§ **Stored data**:
************

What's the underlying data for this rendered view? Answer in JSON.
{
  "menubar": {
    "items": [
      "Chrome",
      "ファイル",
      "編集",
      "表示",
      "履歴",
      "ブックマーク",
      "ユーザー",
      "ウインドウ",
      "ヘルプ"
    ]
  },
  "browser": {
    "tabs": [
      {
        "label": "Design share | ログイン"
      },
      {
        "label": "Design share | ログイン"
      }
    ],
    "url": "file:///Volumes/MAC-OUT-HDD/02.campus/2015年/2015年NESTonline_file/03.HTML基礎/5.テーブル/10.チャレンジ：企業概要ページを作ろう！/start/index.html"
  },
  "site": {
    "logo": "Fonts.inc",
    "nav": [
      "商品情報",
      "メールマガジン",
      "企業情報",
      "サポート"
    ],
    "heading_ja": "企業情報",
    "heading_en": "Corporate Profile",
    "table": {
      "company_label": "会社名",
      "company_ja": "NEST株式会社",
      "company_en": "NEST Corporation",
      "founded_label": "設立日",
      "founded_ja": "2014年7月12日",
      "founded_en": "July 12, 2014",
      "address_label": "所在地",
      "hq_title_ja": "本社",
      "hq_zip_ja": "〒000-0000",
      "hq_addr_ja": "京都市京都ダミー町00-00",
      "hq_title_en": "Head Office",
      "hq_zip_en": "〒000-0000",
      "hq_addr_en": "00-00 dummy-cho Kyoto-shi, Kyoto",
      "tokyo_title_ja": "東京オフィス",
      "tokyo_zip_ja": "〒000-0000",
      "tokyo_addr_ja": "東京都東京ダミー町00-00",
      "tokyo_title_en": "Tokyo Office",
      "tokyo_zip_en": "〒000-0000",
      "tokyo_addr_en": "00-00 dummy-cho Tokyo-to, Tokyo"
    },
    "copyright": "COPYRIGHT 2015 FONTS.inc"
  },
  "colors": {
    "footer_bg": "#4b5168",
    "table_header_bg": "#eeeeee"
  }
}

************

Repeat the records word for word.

§ **RESULT OF THIS EXERCISE**:
What's the underlying data for this rendered view? Answer in JSON.
{
  "menubar": {
    "items": [
      "Chrome",
      "ファイル",
      "編集",
      "表示",
      "履歴",
      "ブックマーク",
      "ユーザー",
      "ウインドウ",
      "ヘルプ"
    ]
  },
  "browser": {
    "tabs": [
      {
        "label": "Design share | ログイン"
      },
      {
        "label": "Design share | ログイン"
      }
    ],
    "url": "file:///Volumes/MAC-OUT-HDD/02.campus/2015年/2015年NESTonline_file/03.HTML基礎/5.テーブル/10.チャレンジ：企業概要ページを作ろう！/start/index.html"
  },
  "site": {
    "logo": "Fonts.inc",
    "nav": [
      "商品情報",
      "メールマガジン",
      "企業情報",
      "サポート"
    ],
    "heading_ja": "企業情報",
    "heading_en": "Corporate Profile",
    "table": {
      "company_label": "会社名",
      "company_ja": "NEST株式会社",
      "company_en": "NEST Corporation",
      "founded_label": "設立日",
      "founded_ja": "2014年7月12日",
      "founded_en": "July 12, 2014",
      "address_label": "所在地",
      "hq_title_ja": "本社",
      "hq_zip_ja": "〒000-0000",
      "hq_addr_ja": "京都市京都ダミー町00-00",
      "hq_title_en": "Head Office",
      "hq_zip_en": "〒000-0000",
      "hq_addr_en": "00-00 dummy-cho Kyoto-shi, Kyoto",
      "tokyo_title_ja": "東京オフィス",
      "tokyo_zip_ja": "〒000-0000",
      "tokyo_addr_ja": "東京都東京ダミー町00-00",
      "tokyo_title_en": "Tokyo Office",
      "tokyo_zip_en": "〒000-0000",
      "tokyo_addr_en": "00-00 dummy-cho Tokyo-to, Tokyo"
    },
    "copyright": "COPYRIGHT 2015 FONTS.inc"
  },
  "colors": {
    "footer_bg": "#4b5168",
    "table_header_bg": "#eeeeee"
  }
}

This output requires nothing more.